- Büttner (1999) Büttner, T. (1999). Determinants of tax rates in local capital income taxation: a theoretical model and evidence from germany. FinanzArchiv/Public Finance Analysis, pages 363–388.
- Chan et al. (2014) Chan, N. H., Yau, C. Y., and Zhang, R.-M. (2014). Group lasso for structural break time series. Journal of the American Statistical Association, 109(506):590–599.
- Cressie (1993) Cressie, N. (1993). Statistics for Spatial Data. Wiley.
- Cressie and Wikle (2011) Cressie, N. and Wikle, C. K. (2011). Statistics for Spatio-Temporal Data. Wiley.
- Deng (2008) Deng, M. (2008). An anisotropic model for spatial processes. Geographical Analysis, 40(1):26–51.
- Efron et al. (2004) Efron, B., Hastie, T., Johnstone, I., Tibshirani, R., et al. (2004). Least angle regression. The Annals of Statistics, 32(2):407–499.
- Elhorst (2010) Elhorst, J. P. (2010). Applied Spatial Econometrics: Raising the Bar. Spatial Economic Analysis, 5(1):9–28.
- Fassò (2013) Fassò, A. (2013). Statistical assessment of air quality interventions. Stochastic environmental research and risk assessment, 27(7):1651–1660.
- Friedman et al. (2010) Friedman, J., Hastie, T., and Tibshirani, R. (2010). Regularization paths for generalized linear models via coordinate descent. Journal of Statistical Software, 33(1):1–22.
- James et al. (2012) James, G. M., Paulson, C., and Rusmevichientong, P. (2012). The constrained lasso. In Refereed Conference Proceedings, volume 31, pages 4945–4950. Citeseer.
- James et al. (2018) James, G. M., Paulson, C., and Rusmevichientong, P. (2018). Penalized and constrained optimization: An application to high-dimensional website advertising. Discussion paper.
- Kelejian and Prucha (1998) Kelejian, H. H. and Prucha, I. R. (1998). A generalized spatial two-stage least squares procedure for estimating a spatial autoregressive model with autoregressive disturbances. The Journal of Real Estate Finance and Economics, 17(1):99–121.
- Kelejian and Prucha (1999) Kelejian, H. H. and Prucha, I. R. (1999). A Generalized Moments Estimator for the Autoregressive Parameter in a Spatial Model. International Economic Review, 40:509–533.
- Lam and Souza (2016) Lam, C. and Souza, P. C. (2016). Detection and estimation of block structure in spatial weight matrix. Econometric Reviews, 35(8-10):1347–1376.
- Lam et al. (2013) Lam, C., Souza, P. C., et al. (2013). Regularization for spatial panel time series using the adaptive lasso.
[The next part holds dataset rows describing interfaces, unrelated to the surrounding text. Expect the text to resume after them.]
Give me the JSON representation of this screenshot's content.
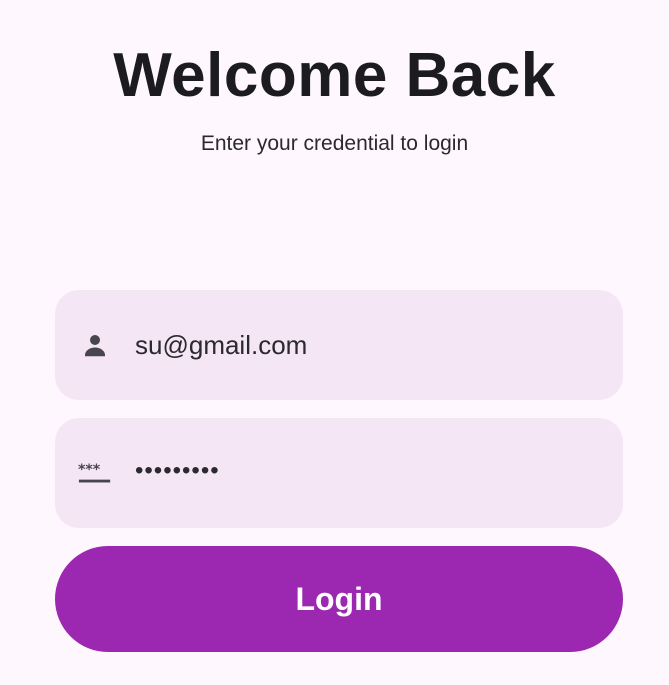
{
  "header": {
    "title": "Welcome Back",
    "subtitle": "Enter your credential to login"
  },
  "form": {
    "email": {
      "icon": "person-icon",
      "value": "su@gmail.com"
    },
    "password": {
      "icon": "password-icon",
      "value": "*********"
    },
    "login_label": "Login"
  },
  "colors": {
    "background": "#fef7fd",
    "field": "#f5e6f6",
    "accent": "#9c27b0",
    "text": "#1c1b1f"
  }
}
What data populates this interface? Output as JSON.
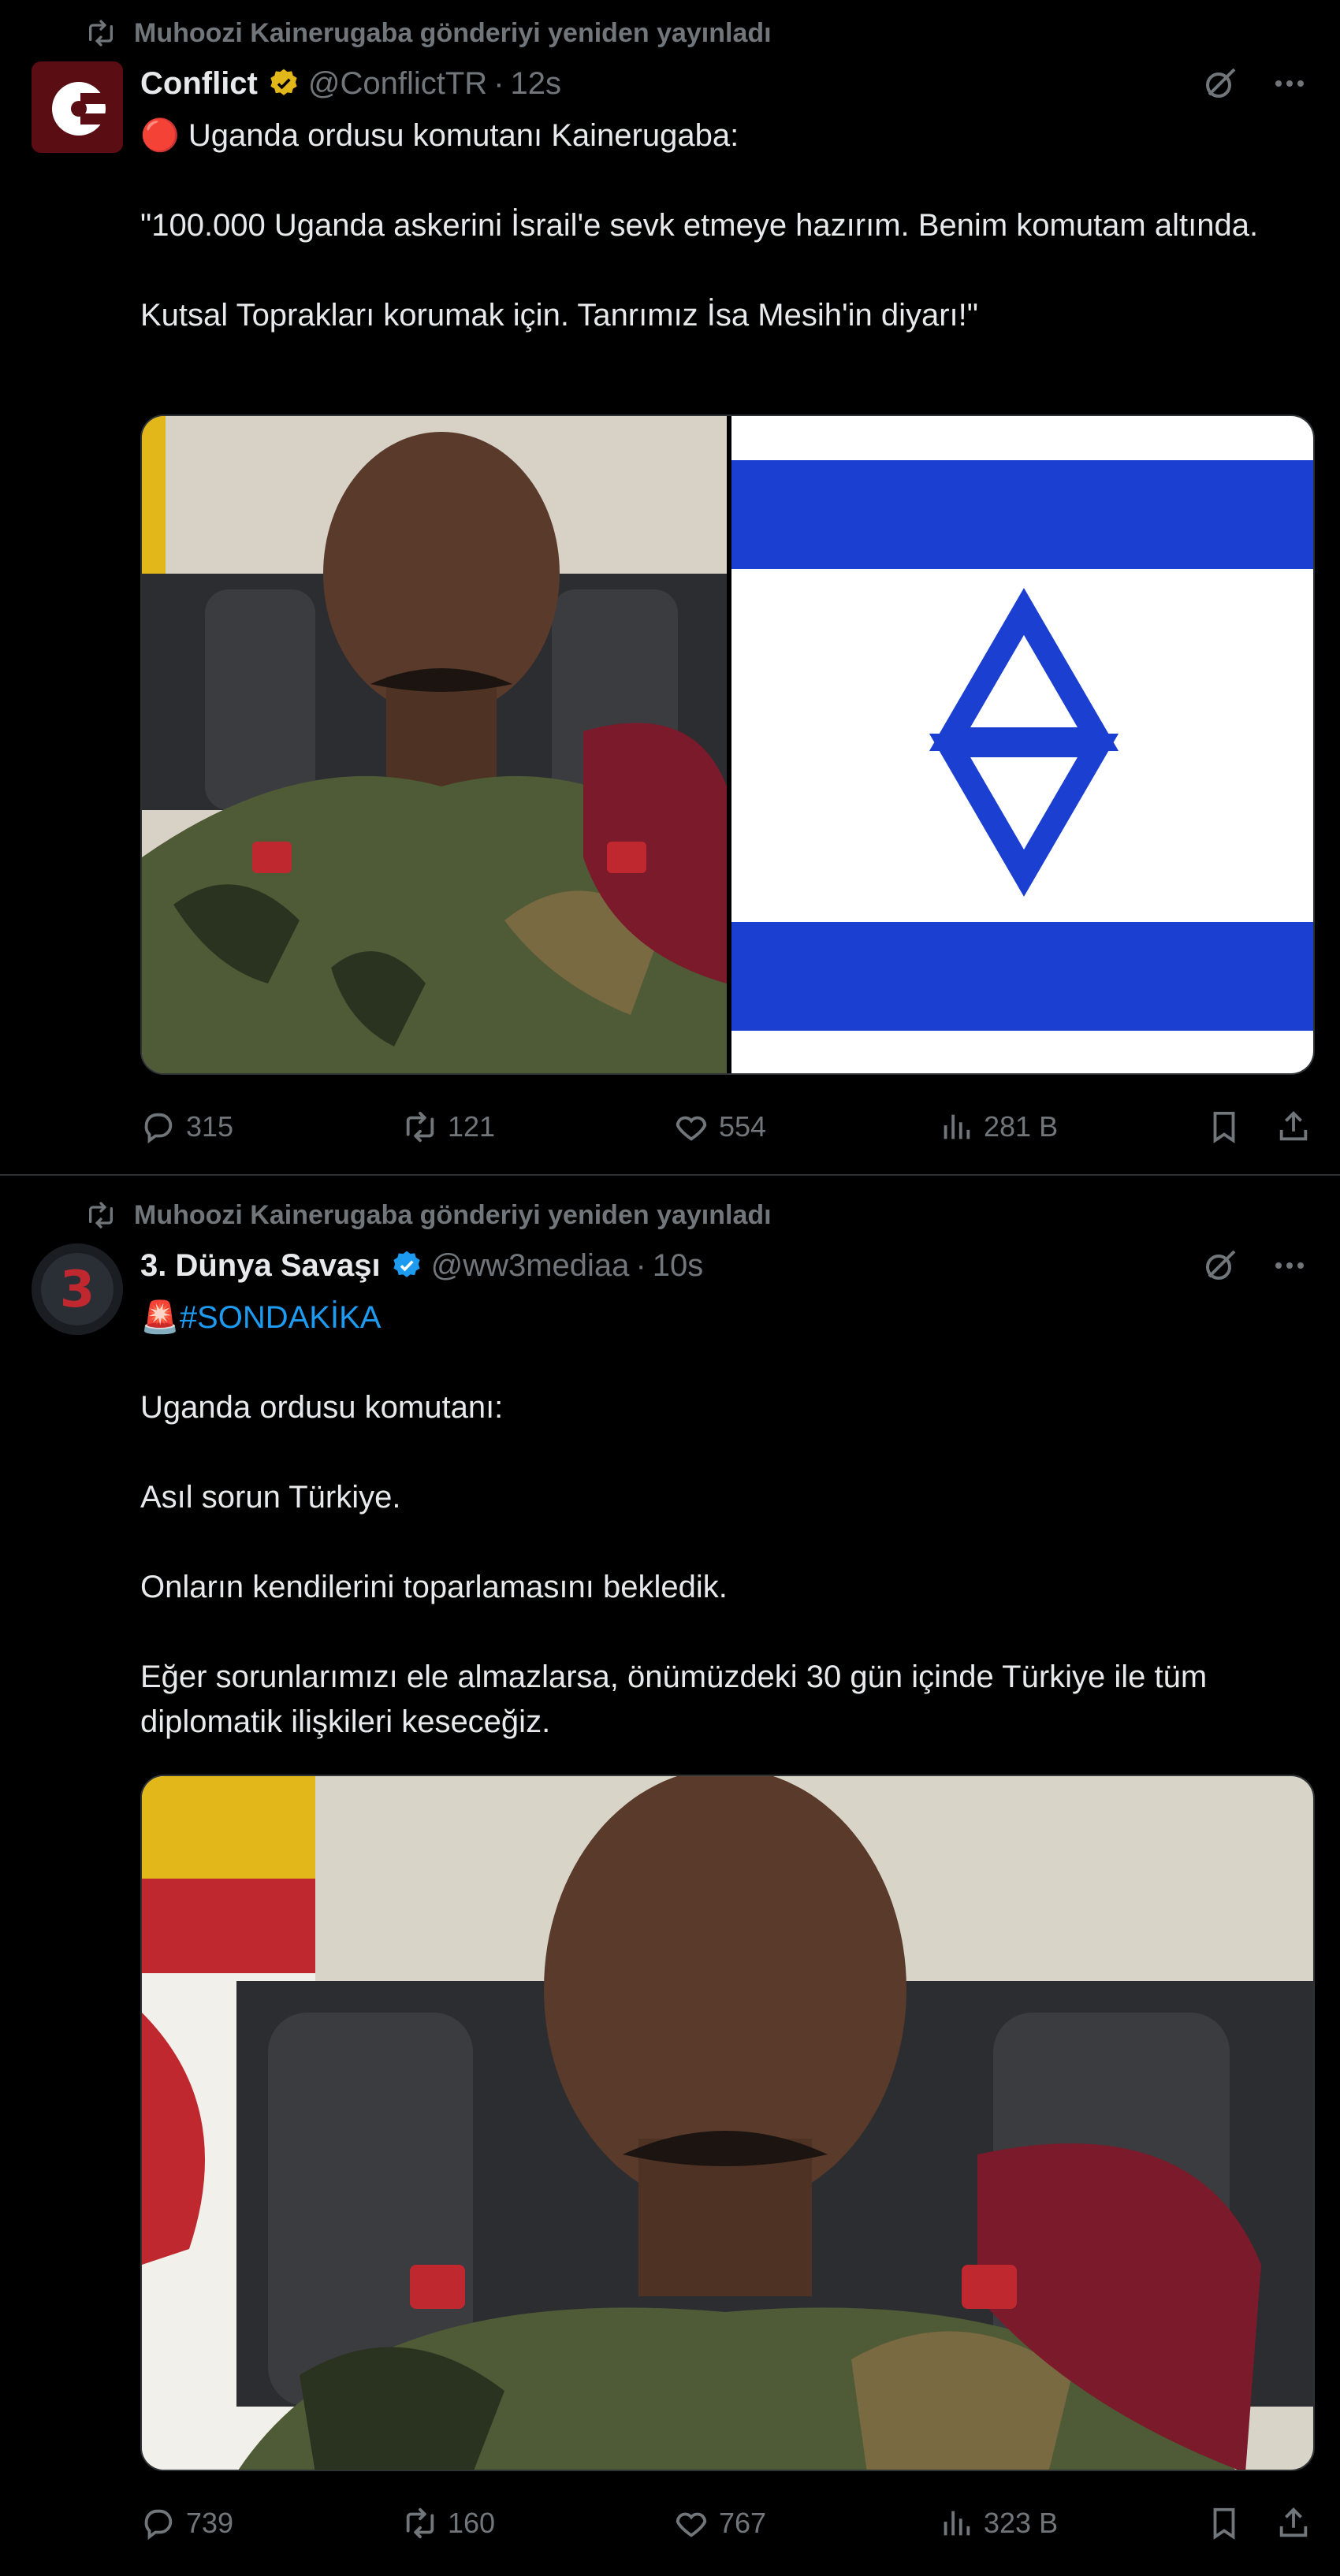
{
  "tweets": [
    {
      "retweeted_by": "Muhoozi Kainerugaba gönderiyi yeniden yayınladı",
      "author_name": "Conflict",
      "author_handle": "@ConflictTR",
      "time": "12s",
      "verified": "gold",
      "text_lines": [
        "🔴 Uganda ordusu komutanı Kainerugaba:",
        "",
        "\"100.000 Uganda askerini İsrail'e sevk etmeye hazırım. Benim komutam altında.",
        "",
        "Kutsal Toprakları korumak için. Tanrımız İsa Mesih'in diyarı!\""
      ],
      "replies": "315",
      "reposts": "121",
      "likes": "554",
      "views": "281 B"
    },
    {
      "retweeted_by": "Muhoozi Kainerugaba gönderiyi yeniden yayınladı",
      "author_name": "3. Dünya Savaşı",
      "author_handle": "@ww3mediaa",
      "time": "10s",
      "verified": "blue",
      "hashtag": "#SONDAKİKA",
      "text_lines": [
        "",
        "Uganda ordusu komutanı:",
        "",
        "Asıl sorun Türkiye.",
        "",
        "Onların kendilerini toparlamasını bekledik.",
        "",
        "Eğer sorunlarımızı ele almazlarsa, önümüzdeki 30 gün içinde Türkiye ile tüm diplomatik ilişkileri keseceğiz."
      ],
      "replies": "739",
      "reposts": "160",
      "likes": "767",
      "views": "323 B"
    }
  ],
  "avatar_letters": {
    "conflict": "C",
    "ww3": "3"
  },
  "icons": {
    "retweet": "retweet-icon",
    "reply": "reply-icon",
    "like": "heart-icon",
    "views": "views-icon",
    "bookmark": "bookmark-icon",
    "share": "share-icon",
    "grok": "grok-icon",
    "more": "more-icon"
  },
  "colors": {
    "background": "#000000",
    "text": "#e7e9ea",
    "muted": "#71767b",
    "link": "#1d9bf0",
    "gold_badge": "#e2b719",
    "blue_badge": "#1d9bf0",
    "flag_blue": "#1a3fd1"
  }
}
Journal of Regional Science.
- Lee (2004) Lee, L.-F. (2004). Asymptotic Distributions of Quasi-Maximum Likelihood Estimators for Spatial Autoregressive Models. Econometrica, 72(6):1899–1925.
- Lee et al. (2018) Lee, S., Liao, Y., Seo, M. H., and Shin, Y. (2018). Oracle estimation of a change point in high-dimensional quantile regression. Journal of the American Statistical Association, 0(0):1–11.
- Ross et al. (2007) Ross, Z., Jerrett, M., Ito, K., Tempalski, B., and Thurston, G. D. (2007). A land use regression for predicting fine particulate matter concentrations in the new york city region. Atmospheric Environment, 41(11):2255–2269.
- Stakhovych and Bijmolt (2009) Stakhovych, S. and Bijmolt, T. H. (2009). Specification of spatial models: A simulation study on weights matrices. Papers in Regional Science, 88(2):389–408.
- Tsai et al. (2009) Tsai, P.-J., Lin, M.-L., Chu, C.-M., and Perng, C.-H. (2009). Spatial autocorrelation analysis of health care hotspots in taiwan in 2006. BMC Public Health, 9(1):464.
- Uniejewski et al. (2018) Uniejewski, B., Weron, R., and Ziel, F. (2018). Variance stabilizing transformations for electricity spot price forecasting. IEEE Transactions on Power Systems, 33(2):2219–2229.
- Ver Hoef et al. (2018) Ver Hoef, J. M., Hanks, E. M., and Hooten, M. B. (2018). On the relationship between conditional (CAR) and simultaneous (SAR) autoregressive models. Spatial Statistics, 25:68–85.
- Zou (2006) Zou, H. (2006). The adaptive lasso and its oracle properties. Journal of the American statistical association, 101(476):1418–1429.